Basically, it's said that if the central and regional governments do not stop living by the principle "after me, the deluge" and learn to analyse all the possible consequences of their actions and decisions in the medium and long run, social explosions of different capacities and of different frequency, will permanently shake the country.
Kazakhstan businessman Tokhtar Tuleshov, who was accused of attempted coup by organising protests and riots has been called one of the main organisers and sponsors of the land rallies. Tokhtar Tuleshov was one of the most authoritative and influential businessmen in the south of Kazakhstan. Allegedly, on a background of political instability the Shymkent businessman planned to form a so-called alternative government and change the structure of the current Government. According to the investigation, in particular, Tuleshov wanted to become a vice-president of Kazakhstan and subsequently lead the state. Although it is rather strange, considering that the position of vice president has long been abolished in the country. It is not clear who should be president. By the way, apart from him, 25 persons are subject to criminal liability, and around 300 are testifying as witnesses. There are military representatives and former government officials among those arrested. It is also unclear how could Tokhtar Tuleshov seize power by organising rallies and protests, if at the moment it is almost impossible since the political elite of Kazakhstan under the current president has no obvious and serious opponents.
Moreover, a significant part of the elite mobilised around the president, seeing it as a guarantor of the preservation of intra-elite balance and retain ownership. In addition, a significant part of Kazakhstan's society supports the President in the first place, different ethnic groups, who see him as a guarantor of the preservation of inter-ethnic stability. That is, Tokhtar Tuleshov didn't have the opportunity to complete the change of power. The most he could do was to seize power in a particular region.

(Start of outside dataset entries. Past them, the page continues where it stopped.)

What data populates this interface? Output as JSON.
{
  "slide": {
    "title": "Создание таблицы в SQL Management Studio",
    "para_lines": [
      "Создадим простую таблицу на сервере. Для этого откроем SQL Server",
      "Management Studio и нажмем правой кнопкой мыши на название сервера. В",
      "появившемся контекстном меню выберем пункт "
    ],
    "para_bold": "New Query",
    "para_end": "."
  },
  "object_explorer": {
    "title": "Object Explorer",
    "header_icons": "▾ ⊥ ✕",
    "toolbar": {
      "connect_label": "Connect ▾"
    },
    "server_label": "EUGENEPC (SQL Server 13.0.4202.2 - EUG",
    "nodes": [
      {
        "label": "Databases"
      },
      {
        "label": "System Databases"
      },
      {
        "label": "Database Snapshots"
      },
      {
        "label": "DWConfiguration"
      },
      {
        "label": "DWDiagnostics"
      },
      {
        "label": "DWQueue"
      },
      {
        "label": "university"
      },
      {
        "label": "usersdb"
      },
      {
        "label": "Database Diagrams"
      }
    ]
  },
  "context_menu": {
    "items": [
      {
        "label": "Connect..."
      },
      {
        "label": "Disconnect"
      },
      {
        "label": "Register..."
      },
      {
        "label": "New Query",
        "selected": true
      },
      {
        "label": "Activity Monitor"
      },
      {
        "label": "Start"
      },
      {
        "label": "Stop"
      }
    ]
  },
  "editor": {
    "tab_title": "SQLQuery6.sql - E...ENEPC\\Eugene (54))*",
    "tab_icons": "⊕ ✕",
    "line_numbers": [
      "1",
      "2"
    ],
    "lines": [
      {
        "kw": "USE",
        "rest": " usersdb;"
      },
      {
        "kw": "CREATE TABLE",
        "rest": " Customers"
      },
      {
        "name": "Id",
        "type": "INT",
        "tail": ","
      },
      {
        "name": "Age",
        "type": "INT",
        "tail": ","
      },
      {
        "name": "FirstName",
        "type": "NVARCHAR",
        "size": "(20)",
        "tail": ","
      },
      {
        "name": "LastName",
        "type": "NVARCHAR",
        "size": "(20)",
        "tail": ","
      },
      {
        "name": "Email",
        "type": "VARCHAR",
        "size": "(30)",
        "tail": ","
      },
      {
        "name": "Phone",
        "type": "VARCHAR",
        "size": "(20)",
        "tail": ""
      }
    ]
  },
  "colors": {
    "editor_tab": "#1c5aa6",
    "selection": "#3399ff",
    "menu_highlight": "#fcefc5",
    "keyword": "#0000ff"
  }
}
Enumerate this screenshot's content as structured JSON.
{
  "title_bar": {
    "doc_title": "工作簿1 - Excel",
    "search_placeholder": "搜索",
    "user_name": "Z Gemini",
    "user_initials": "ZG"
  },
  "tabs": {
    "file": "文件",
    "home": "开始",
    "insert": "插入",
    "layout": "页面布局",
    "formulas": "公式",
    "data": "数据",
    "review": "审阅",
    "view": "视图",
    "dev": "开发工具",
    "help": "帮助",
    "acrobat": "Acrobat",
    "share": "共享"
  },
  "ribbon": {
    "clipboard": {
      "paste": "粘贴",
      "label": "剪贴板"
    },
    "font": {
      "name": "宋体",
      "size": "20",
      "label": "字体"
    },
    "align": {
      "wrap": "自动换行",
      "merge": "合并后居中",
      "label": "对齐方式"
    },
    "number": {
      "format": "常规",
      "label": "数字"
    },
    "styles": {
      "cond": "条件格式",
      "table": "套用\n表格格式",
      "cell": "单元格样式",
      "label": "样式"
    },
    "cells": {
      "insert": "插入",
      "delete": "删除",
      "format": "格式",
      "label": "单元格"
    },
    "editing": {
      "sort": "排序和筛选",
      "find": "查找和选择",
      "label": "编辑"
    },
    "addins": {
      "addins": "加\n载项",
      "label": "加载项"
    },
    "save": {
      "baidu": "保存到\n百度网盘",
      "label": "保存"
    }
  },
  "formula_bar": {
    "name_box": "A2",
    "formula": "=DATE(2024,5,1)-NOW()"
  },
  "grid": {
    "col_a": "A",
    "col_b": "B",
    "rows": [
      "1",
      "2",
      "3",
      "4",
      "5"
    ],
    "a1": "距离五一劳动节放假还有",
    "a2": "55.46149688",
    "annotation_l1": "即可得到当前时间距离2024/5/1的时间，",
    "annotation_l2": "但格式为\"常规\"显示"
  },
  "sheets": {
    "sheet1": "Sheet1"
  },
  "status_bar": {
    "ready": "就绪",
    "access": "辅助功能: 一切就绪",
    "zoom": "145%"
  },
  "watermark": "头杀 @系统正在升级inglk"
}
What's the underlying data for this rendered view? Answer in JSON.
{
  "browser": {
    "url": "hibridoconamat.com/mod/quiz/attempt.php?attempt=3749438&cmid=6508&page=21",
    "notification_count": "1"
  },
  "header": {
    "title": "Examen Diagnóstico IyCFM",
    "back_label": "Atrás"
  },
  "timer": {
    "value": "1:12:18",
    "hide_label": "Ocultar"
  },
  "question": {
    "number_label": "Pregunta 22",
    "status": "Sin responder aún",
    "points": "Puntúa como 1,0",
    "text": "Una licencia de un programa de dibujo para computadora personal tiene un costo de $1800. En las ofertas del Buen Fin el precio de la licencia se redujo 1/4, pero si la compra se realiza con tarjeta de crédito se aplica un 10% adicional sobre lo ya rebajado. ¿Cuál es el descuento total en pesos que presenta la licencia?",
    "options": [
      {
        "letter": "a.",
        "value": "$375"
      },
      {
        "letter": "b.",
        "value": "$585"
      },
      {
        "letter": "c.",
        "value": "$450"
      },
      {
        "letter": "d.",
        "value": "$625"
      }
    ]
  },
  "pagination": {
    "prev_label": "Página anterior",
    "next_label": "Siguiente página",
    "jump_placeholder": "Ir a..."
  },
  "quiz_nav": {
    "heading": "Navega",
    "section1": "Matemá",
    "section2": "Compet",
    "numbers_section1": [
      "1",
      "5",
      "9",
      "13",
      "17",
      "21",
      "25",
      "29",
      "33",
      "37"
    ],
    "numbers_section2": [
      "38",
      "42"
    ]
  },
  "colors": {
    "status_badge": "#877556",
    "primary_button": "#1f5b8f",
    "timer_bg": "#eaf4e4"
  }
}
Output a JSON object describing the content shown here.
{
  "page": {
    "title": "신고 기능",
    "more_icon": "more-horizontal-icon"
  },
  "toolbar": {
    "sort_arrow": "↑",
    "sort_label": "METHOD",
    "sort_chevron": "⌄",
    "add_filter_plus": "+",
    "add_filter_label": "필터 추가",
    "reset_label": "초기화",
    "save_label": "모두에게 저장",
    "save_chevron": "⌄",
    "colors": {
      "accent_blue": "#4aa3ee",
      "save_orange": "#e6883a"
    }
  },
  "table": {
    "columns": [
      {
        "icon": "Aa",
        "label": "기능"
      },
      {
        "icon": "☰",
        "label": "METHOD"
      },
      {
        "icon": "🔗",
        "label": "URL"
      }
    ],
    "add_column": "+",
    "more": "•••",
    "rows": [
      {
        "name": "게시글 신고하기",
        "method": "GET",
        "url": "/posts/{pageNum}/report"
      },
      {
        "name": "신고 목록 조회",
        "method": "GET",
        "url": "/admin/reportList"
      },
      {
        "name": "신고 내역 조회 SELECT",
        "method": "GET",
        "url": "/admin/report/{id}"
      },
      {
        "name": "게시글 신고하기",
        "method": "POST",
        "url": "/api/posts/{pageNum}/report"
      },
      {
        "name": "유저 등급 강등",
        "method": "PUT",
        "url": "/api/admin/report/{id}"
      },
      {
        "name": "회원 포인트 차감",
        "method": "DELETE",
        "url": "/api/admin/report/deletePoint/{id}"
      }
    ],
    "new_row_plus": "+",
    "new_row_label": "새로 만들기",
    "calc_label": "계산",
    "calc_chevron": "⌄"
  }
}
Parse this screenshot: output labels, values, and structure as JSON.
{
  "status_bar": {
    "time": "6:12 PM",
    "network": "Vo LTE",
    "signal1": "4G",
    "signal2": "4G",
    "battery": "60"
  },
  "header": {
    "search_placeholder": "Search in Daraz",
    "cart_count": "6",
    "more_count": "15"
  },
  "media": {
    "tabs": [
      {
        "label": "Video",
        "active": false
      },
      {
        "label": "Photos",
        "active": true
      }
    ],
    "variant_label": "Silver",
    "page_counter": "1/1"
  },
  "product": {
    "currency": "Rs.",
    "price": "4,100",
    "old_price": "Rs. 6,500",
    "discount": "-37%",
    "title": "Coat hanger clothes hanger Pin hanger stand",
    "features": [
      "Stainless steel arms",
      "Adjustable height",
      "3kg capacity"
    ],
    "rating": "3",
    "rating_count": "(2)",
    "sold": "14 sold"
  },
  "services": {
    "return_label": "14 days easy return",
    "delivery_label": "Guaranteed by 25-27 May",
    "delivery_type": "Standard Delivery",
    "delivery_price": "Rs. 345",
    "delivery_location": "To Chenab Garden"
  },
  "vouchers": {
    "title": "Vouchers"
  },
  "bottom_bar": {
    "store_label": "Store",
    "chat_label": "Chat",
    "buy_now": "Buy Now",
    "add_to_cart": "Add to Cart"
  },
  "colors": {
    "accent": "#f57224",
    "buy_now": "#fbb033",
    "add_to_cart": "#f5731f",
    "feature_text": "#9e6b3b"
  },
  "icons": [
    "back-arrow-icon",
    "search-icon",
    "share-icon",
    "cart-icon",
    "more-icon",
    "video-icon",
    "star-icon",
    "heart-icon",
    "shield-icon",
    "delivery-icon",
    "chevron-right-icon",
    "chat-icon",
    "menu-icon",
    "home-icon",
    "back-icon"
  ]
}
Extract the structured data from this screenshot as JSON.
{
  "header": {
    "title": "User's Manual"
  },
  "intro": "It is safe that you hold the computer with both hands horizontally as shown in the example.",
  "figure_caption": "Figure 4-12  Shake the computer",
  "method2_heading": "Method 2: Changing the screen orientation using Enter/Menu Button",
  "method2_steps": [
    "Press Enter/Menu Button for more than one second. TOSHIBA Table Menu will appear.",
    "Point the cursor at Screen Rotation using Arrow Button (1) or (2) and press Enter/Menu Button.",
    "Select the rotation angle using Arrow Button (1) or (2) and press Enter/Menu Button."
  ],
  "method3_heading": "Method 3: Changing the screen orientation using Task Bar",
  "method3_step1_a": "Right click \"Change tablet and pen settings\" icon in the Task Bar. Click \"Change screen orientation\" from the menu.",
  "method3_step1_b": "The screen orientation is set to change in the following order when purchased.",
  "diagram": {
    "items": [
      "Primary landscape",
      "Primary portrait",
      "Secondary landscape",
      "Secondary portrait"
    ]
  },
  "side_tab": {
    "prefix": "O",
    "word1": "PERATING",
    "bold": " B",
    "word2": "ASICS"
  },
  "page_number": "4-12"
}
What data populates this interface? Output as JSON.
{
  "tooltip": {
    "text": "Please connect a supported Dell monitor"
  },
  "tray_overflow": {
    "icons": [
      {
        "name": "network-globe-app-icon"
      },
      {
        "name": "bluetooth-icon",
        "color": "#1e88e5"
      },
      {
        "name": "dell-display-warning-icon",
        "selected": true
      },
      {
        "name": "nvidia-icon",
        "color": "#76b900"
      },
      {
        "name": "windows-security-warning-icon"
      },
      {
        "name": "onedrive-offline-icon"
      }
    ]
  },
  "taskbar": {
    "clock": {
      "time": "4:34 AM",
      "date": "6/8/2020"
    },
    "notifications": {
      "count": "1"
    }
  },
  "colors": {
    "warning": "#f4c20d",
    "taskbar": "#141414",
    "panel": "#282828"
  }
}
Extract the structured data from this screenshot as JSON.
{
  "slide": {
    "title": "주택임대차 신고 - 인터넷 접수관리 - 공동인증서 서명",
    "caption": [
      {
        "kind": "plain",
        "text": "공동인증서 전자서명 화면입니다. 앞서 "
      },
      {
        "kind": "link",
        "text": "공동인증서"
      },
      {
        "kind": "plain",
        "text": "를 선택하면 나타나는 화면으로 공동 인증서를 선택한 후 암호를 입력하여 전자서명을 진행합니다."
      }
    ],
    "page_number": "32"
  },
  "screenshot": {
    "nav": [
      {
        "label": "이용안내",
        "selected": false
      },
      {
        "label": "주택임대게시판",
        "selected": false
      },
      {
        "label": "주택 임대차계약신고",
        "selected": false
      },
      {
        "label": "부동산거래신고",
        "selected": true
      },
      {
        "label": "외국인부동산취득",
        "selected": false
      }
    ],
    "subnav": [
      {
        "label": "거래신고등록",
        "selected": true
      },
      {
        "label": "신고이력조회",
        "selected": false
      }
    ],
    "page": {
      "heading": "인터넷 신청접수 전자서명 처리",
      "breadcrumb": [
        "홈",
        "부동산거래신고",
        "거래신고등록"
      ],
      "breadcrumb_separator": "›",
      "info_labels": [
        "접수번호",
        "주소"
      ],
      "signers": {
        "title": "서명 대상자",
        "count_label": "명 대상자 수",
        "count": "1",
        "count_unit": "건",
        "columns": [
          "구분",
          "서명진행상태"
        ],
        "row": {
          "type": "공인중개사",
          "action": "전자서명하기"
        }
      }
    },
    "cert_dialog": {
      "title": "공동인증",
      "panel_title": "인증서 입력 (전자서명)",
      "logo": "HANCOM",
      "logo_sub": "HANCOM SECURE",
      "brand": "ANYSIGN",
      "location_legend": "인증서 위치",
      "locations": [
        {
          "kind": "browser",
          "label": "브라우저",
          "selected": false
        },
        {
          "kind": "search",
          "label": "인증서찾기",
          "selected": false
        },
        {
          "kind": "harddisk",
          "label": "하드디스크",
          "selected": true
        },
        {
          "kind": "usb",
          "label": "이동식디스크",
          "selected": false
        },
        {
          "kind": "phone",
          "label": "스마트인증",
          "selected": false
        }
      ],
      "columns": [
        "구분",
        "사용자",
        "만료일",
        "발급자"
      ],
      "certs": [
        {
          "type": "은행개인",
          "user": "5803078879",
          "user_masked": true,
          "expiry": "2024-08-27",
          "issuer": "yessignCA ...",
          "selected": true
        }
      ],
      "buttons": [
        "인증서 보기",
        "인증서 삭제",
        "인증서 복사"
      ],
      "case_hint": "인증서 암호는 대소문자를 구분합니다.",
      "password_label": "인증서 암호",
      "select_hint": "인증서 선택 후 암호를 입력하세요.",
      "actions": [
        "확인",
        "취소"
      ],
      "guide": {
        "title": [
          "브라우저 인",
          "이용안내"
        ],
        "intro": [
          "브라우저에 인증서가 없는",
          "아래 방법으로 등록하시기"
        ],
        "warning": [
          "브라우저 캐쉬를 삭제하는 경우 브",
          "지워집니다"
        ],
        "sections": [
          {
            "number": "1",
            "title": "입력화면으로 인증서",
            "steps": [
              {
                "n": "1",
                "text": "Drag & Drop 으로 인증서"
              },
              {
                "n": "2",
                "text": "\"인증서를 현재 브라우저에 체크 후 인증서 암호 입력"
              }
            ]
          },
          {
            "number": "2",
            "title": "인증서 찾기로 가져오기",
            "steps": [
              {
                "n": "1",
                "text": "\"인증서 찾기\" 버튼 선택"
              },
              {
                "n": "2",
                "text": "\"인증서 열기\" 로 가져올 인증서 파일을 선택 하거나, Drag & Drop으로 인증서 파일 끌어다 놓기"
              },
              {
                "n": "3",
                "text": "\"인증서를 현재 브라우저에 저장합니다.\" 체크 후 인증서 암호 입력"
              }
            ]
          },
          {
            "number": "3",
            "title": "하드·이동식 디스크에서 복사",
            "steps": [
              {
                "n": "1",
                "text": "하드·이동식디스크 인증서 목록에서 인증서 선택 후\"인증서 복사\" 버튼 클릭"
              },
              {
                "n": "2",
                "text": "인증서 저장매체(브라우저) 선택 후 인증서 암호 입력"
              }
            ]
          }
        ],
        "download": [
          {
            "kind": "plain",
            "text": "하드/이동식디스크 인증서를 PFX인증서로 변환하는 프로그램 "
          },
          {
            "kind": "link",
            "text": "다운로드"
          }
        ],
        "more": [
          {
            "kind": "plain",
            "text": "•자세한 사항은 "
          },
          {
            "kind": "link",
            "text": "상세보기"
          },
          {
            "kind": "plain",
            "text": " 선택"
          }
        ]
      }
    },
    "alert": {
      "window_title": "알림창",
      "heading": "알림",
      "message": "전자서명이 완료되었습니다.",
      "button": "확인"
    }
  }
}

And this despite the fact that other regions have their own regional elites who hardly would have allowed him to organise these meetings without their permission.